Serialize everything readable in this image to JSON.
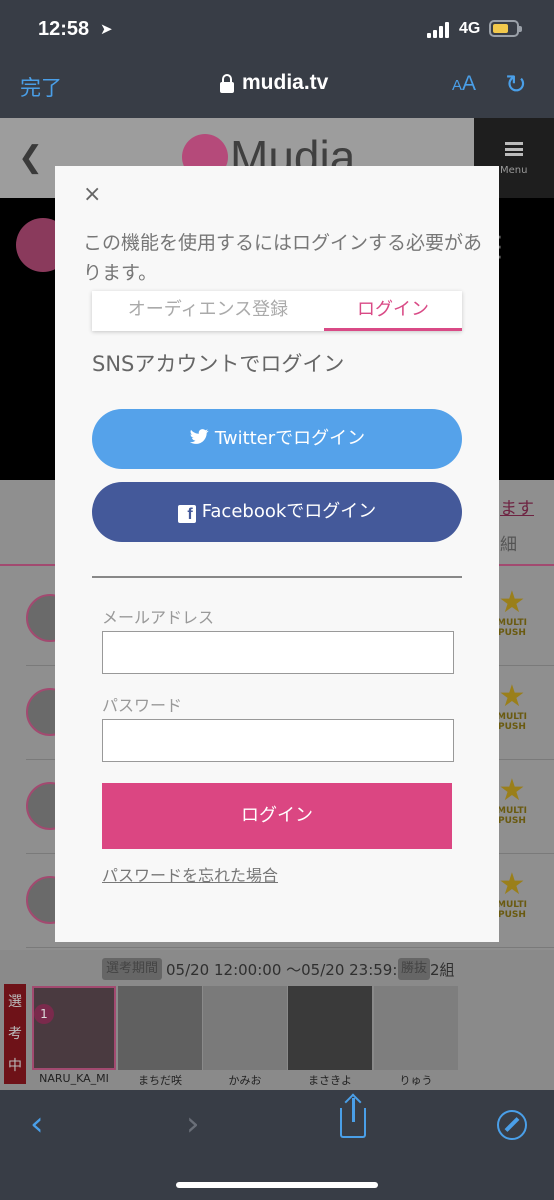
{
  "status_bar": {
    "time": "12:58",
    "network": "4G"
  },
  "browser": {
    "done_label": "完了",
    "url": "mudia.tv",
    "text_size_label": "AA"
  },
  "page_header": {
    "logo_text": "Mudia",
    "menu_label": "Menu"
  },
  "background": {
    "link_text": "ます",
    "tab_text": "細",
    "badge_label_1": "MULTI",
    "badge_label_2": "PUSH",
    "selection_period_label": "選考期間",
    "selection_period_value": "05/20 12:00:00 〜05/20 23:59:59",
    "winners_label": "勝抜",
    "winners_value": "2組",
    "side_label": [
      "選",
      "考",
      "中"
    ],
    "rank_number": "1",
    "candidates": [
      "NARU_KA_MI",
      "まちだ咲",
      "かみお",
      "まさきよ",
      "りゅう"
    ]
  },
  "modal": {
    "close_symbol": "×",
    "message": "この機能を使用するにはログインする必要があります。",
    "tabs": {
      "register": "オーディエンス登録",
      "login": "ログイン"
    },
    "sns_heading": "SNSアカウントでログイン",
    "twitter_button": "Twitterでログイン",
    "facebook_button": "Facebookでログイン",
    "email_label": "メールアドレス",
    "email_value": "",
    "password_label": "パスワード",
    "password_value": "",
    "login_button": "ログイン",
    "forgot_password": "パスワードを忘れた場合"
  },
  "colors": {
    "accent_pink": "#db4682",
    "twitter_blue": "#55a2ea",
    "facebook_blue": "#44599a",
    "ios_blue": "#4a9fe8"
  }
}
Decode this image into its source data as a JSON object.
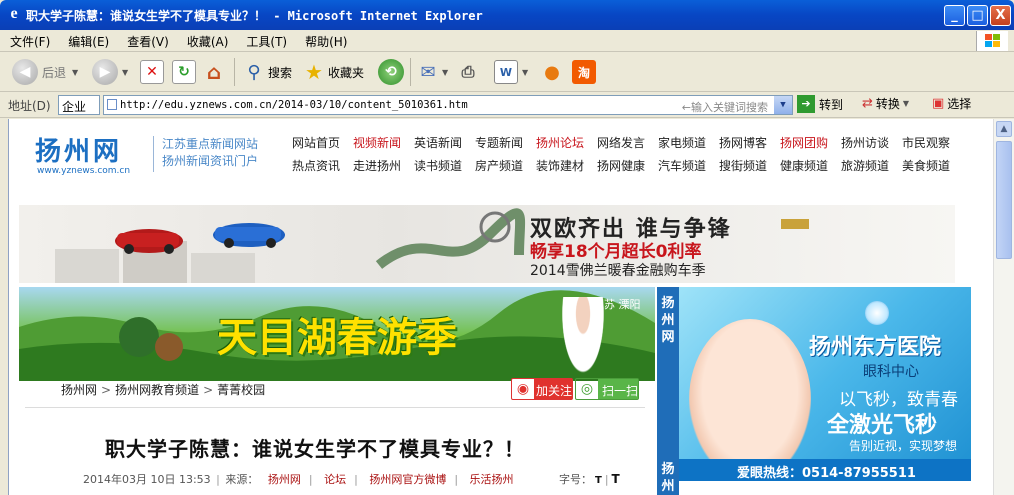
{
  "window": {
    "title": "职大学子陈慧：谁说女生学不了模具专业？！ - Microsoft Internet Explorer",
    "min": "_",
    "max": "□",
    "close": "X"
  },
  "menu": [
    "文件(F)",
    "编辑(E)",
    "查看(V)",
    "收藏(A)",
    "工具(T)",
    "帮助(H)"
  ],
  "toolbar": {
    "back": "后退",
    "search": "搜索",
    "favorites": "收藏夹"
  },
  "address": {
    "label": "地址(D)",
    "scope": "企业",
    "url": "http://edu.yznews.com.cn/2014-03/10/content_5010361.htm",
    "hint": "←输入关键词搜索",
    "go": "转到",
    "convert": "转换",
    "select": "选择"
  },
  "site": {
    "logo": "扬州网",
    "logo_url": "www.yznews.com.cn",
    "slogan1": "江苏重点新闻网站",
    "slogan2": "扬州新闻资讯门户",
    "nav": [
      {
        "label": "网站首页",
        "red": false
      },
      {
        "label": "视频新闻",
        "red": true
      },
      {
        "label": "英语新闻",
        "red": false
      },
      {
        "label": "专题新闻",
        "red": false
      },
      {
        "label": "扬州论坛",
        "red": true
      },
      {
        "label": "网络发言",
        "red": false
      },
      {
        "label": "家电频道",
        "red": false
      },
      {
        "label": "扬网博客",
        "red": false
      },
      {
        "label": "扬网团购",
        "red": true
      },
      {
        "label": "扬州访谈",
        "red": false
      },
      {
        "label": "市民观察",
        "red": false
      },
      {
        "label": "热点资讯",
        "red": false
      },
      {
        "label": "走进扬州",
        "red": false
      },
      {
        "label": "读书频道",
        "red": false
      },
      {
        "label": "房产频道",
        "red": false
      },
      {
        "label": "装饰建材",
        "red": false
      },
      {
        "label": "扬网健康",
        "red": false
      },
      {
        "label": "汽车频道",
        "red": false
      },
      {
        "label": "搜街频道",
        "red": false
      },
      {
        "label": "健康频道",
        "red": false
      },
      {
        "label": "旅游频道",
        "red": false
      },
      {
        "label": "美食频道",
        "red": false
      }
    ]
  },
  "banner1": {
    "t1": "双欧齐出 谁与争锋",
    "t2": "畅享18个月超长0利率",
    "t3": "2014雪佛兰暖春金融购车季"
  },
  "banner2": {
    "title": "天目湖春游季",
    "loc": "江苏 溧阳"
  },
  "sidebar": {
    "label1": "扬州网",
    "label2": "扬州"
  },
  "ad": {
    "name": "扬州东方医院",
    "dept": "眼科中心",
    "slogan": "以飞秒，致青春",
    "main": "全激光飞秒",
    "sub": "告别近视，实现梦想",
    "hotline": "爱眼热线：0514-87955511"
  },
  "crumb": {
    "a": "扬州网",
    "b": "扬州网教育频道",
    "c": "菁菁校园"
  },
  "social": {
    "follow": "加关注",
    "scan": "扫一扫"
  },
  "article": {
    "title": "职大学子陈慧：谁说女生学不了模具专业？！",
    "date": "2014年03月 10日 13:53",
    "source_label": "来源：",
    "s1": "扬州网",
    "s2": "论坛",
    "s3": "扬州网官方微博",
    "s4": "乐活扬州",
    "fontsize": "字号：",
    "t1": "T",
    "t2": "T"
  }
}
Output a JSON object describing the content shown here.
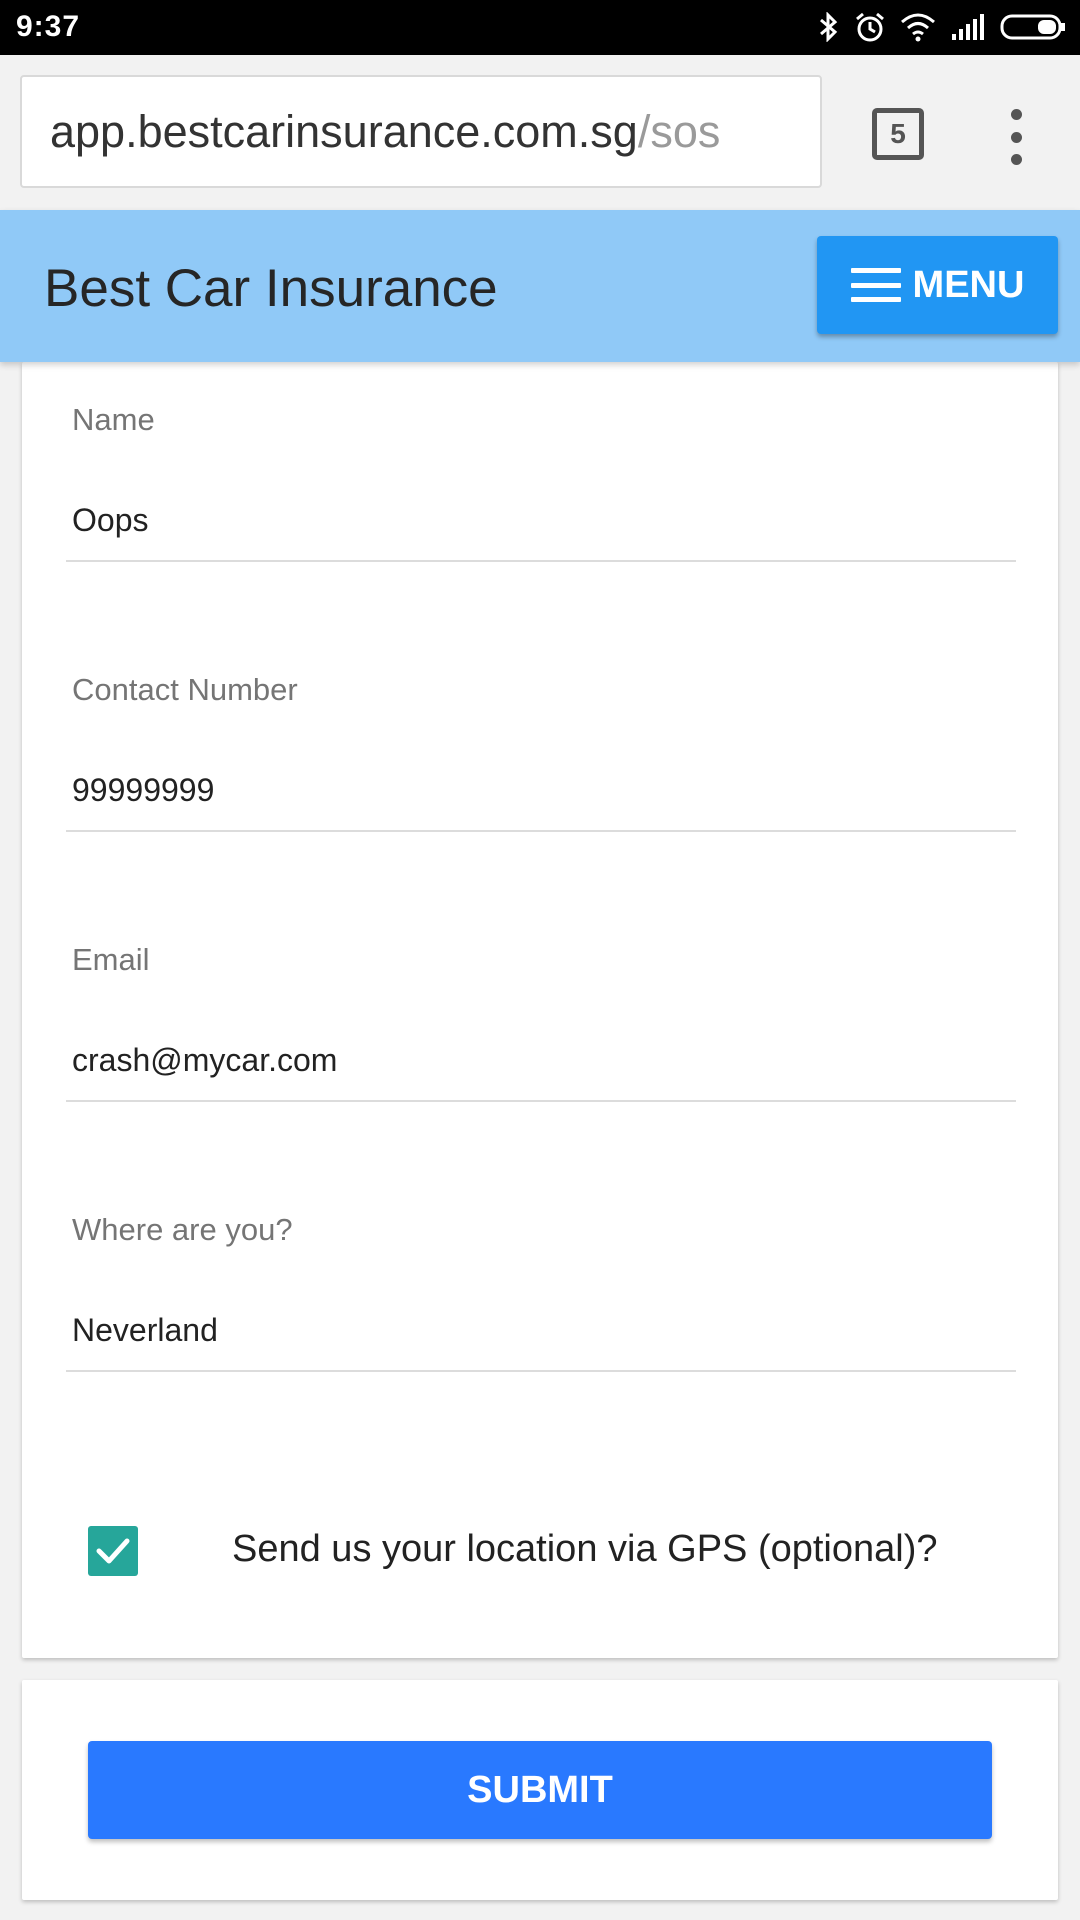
{
  "status_bar": {
    "time": "9:37",
    "icons": [
      "bluetooth-icon",
      "alarm-icon",
      "wifi-icon",
      "signal-icon",
      "battery-icon"
    ]
  },
  "browser": {
    "url_domain": "app.bestcarinsurance.com.sg",
    "url_path": "/sos",
    "tab_count": "5",
    "overflow_icon": "more-vert-icon"
  },
  "header": {
    "title": "Best Car Insurance",
    "menu_label": "MENU",
    "menu_icon": "hamburger-icon",
    "color": "#90c9f7",
    "menu_color": "#2196f3"
  },
  "form": {
    "fields": [
      {
        "label": "Name",
        "value": "Oops"
      },
      {
        "label": "Contact Number",
        "value": "99999999"
      },
      {
        "label": "Email",
        "value": "crash@mycar.com"
      },
      {
        "label": "Where are you?",
        "value": "Neverland"
      }
    ],
    "gps": {
      "label": "Send us your location via GPS (optional)?",
      "checked": true,
      "checkbox_color": "#26a69a"
    }
  },
  "submit": {
    "label": "SUBMIT",
    "color": "#2979ff"
  }
}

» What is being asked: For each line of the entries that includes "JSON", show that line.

» Task answer:
Serialize everything readable in this image to JSON.
Decode this image into its source data as a JSON object.
Output a JSON object describing the content shown here.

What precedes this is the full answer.